Lee also talks about the microtrend concept, which is a trend that follows the same pattern without having an impact on the overall fashion trend cycle. It can be a singular item or an easily recognisable set of items, which has a huge rise and fall very quickly. For instance, she identifies the ‘coconut girl’ microtrend which is inspired by the 2000’s beach aesthetic: large-scale floral print, pastel crochet, and easy silhouettes. Brands are producing more to answer that microtrend, but Lee recommends thrifting for those items.
However, Lee refuses to blame everything on fast fashion brands. For her, social media and the way we consume those have a part of the blame. Over time media content got shorter: long-form articles transformed into Facebook and Instagram posts. But when TikTok arrived, creating a non-stop video channel, people started consuming 100 videos in the same amount of time as one YouTube video.
“The nature of the shortened content that we see and that we’ve got accustomed to seeing is just content overload,” says Lee, adding, “As we’re just seeing many more things in a short amount of time, we make these associations in our head where it’s like ‘I’ve seen this item 50 times, or 100 times and I’m conditioned to see it.’”
In addition, she explains that we have normalised overconsumption in video content. It first started on YouTube, with the clothing hauls trend where people would buy a bunch of clothes to film themselves trying on, as a form of entertainment. TikTok then took over that video trend, further glamorising excessive fashion consumption.

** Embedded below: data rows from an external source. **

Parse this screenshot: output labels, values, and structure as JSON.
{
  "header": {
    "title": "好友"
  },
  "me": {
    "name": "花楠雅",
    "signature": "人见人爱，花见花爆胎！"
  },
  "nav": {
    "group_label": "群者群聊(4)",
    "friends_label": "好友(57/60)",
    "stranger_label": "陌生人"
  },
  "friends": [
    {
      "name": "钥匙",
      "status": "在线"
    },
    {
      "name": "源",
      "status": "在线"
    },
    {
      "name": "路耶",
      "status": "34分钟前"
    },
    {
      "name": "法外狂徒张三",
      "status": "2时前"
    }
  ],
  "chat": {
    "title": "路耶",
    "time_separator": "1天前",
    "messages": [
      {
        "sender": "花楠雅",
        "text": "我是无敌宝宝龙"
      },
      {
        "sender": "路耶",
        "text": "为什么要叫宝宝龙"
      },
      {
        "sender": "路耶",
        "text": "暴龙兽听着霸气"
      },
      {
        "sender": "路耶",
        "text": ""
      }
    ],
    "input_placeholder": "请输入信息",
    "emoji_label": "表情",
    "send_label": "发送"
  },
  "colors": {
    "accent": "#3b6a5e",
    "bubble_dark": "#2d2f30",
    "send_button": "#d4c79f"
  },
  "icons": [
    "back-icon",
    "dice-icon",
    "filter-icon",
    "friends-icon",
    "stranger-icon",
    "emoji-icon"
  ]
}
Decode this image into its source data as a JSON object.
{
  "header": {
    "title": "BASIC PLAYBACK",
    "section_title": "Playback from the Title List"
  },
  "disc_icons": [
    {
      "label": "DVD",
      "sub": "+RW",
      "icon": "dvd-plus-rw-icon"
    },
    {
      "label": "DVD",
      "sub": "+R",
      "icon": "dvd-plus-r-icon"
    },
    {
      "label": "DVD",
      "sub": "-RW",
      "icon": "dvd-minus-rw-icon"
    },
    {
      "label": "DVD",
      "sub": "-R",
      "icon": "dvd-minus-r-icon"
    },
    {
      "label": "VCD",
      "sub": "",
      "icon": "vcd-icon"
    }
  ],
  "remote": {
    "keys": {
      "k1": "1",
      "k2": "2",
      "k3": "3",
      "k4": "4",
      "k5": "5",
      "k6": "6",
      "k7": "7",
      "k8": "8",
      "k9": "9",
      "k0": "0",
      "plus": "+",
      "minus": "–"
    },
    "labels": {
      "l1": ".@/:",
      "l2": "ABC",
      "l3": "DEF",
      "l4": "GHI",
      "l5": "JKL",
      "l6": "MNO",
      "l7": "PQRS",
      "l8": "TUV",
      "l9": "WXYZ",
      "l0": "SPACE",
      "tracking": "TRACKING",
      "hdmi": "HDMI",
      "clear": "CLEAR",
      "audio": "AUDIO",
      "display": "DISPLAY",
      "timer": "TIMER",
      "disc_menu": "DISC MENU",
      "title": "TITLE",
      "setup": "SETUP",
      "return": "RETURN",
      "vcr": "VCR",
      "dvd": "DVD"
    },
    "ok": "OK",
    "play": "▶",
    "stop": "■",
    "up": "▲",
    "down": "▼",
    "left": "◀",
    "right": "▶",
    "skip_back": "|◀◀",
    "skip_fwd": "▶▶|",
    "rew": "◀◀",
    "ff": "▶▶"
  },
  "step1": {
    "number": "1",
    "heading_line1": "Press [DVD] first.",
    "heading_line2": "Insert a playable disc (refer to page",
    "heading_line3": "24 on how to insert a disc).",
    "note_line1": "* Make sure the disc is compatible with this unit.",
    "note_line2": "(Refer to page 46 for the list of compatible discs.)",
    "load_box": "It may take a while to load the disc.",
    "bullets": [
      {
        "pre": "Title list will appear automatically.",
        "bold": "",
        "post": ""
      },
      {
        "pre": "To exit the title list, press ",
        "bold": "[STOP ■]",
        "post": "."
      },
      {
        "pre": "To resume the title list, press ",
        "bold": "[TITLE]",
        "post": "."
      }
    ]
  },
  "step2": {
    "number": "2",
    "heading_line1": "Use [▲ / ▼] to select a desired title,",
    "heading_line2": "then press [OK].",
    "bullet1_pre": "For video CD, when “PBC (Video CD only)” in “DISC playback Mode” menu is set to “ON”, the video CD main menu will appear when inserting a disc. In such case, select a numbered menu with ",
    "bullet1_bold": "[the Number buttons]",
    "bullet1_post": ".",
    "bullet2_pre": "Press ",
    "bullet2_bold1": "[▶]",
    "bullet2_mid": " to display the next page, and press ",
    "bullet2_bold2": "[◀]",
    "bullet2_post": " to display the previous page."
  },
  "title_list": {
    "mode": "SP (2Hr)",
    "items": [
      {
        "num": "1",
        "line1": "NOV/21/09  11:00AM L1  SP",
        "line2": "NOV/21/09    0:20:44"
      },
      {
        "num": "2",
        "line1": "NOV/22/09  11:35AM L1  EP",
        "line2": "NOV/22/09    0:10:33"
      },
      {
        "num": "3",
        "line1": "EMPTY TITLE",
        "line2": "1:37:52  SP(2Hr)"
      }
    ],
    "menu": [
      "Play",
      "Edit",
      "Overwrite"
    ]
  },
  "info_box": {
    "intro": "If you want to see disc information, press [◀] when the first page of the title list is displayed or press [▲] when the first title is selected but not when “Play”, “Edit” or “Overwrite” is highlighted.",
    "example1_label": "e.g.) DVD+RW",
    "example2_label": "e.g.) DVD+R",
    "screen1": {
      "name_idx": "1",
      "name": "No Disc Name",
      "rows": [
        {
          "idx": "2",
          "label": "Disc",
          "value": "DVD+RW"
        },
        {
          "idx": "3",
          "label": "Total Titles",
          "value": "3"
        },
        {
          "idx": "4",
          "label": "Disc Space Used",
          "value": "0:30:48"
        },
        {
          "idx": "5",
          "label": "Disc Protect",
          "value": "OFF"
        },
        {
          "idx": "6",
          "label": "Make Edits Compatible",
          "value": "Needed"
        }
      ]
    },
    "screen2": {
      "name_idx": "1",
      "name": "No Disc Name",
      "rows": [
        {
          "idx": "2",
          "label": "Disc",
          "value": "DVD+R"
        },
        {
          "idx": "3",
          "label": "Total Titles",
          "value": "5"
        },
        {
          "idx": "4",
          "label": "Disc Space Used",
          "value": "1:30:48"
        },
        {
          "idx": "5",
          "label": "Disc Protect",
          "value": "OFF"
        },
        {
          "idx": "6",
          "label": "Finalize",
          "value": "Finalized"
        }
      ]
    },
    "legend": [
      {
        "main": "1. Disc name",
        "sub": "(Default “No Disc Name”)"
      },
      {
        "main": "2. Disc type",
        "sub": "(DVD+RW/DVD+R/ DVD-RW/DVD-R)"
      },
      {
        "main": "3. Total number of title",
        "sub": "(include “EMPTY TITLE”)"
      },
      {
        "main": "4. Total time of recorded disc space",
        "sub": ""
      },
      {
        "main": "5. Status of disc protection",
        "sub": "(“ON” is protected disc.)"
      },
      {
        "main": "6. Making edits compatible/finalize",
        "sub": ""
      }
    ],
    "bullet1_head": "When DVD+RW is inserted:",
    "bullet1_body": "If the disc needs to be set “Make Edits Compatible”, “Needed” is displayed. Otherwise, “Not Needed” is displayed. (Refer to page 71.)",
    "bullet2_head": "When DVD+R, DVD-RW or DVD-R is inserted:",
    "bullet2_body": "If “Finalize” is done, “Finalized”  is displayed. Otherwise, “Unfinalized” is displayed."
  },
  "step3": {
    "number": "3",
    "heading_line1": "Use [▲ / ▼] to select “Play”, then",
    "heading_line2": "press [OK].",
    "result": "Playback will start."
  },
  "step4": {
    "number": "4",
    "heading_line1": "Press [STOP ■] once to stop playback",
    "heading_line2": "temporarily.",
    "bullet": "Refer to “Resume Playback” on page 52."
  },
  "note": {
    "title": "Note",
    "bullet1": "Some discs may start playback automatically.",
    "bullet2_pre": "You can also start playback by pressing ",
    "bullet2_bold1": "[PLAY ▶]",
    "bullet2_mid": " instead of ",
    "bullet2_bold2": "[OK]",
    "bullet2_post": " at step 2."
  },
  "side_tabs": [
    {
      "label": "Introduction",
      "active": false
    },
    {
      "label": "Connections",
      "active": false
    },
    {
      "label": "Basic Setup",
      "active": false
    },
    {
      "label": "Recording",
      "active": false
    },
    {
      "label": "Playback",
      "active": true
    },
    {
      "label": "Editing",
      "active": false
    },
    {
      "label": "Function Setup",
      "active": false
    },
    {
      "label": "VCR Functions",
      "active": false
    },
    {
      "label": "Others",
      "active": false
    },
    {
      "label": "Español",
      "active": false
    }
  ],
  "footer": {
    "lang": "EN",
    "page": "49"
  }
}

Nowadays, brands use influencer marketing strategies where they gift clothing and pay influencers to post themselves wearing that specific item over a decided time window. This generally happens during a week-long period which allows the item to appear several times on people’s social media feeds.
Mandy Lee thinks this also feeds into trends moving faster: “It’s just a combination of things: brand-spanking new influencer marketing strategies, the influencers complying with this. It’s content consumers, the people who are just watching media, allowing themselves to be influenced by it.”
So how can we slow this accelerating fashion cycle?
For Barbara Vinken, it’s the consumer culture that must change. In the past, people used to spend much more money on clothes than today. “People must get more quality conscious, buy more locally to end that mass fashion production.”
For Lee, every individual has the ability to choose once they realise the way the trend cycle works and the way influencers and social media are marketing to them: “You have to start noticing the decisions you make when you’re purchasing things.”
People will then have more conviction in their purchases and not blindly buy every single trend that comes on the market.
Lee found herself stuck in the fashion cycle at the end of last year and felt as if she was overconsuming for two months. It damaged her imagination and the way she chooses to get dressed, so she decided to begin a no-buy period of three months.
“Now I have a totally new appreciation of the clothes that I already have, and I’m so not tempted to go out and buy any of these trends right now.” She adds, “I don’t think that’s going to work for everybody, but I think that’s a really good tip to just stop consuming and play with the clothes that you already have and see what you naturally gravitate towards.”
However, for Lee, if you like a trend, you should make it your own. And that doesn’t necessarily mean buying that specific new item, secondhand is an option, making it yourself is another. If you decide that you love a particular item, you can style it in many different ways, if it works for your lifestyle then the item in question will have inherently more longevity, and that’s a huge step in the right direction.
For more on how you can resist the trend cycle, read our interview with a fashion psychologist.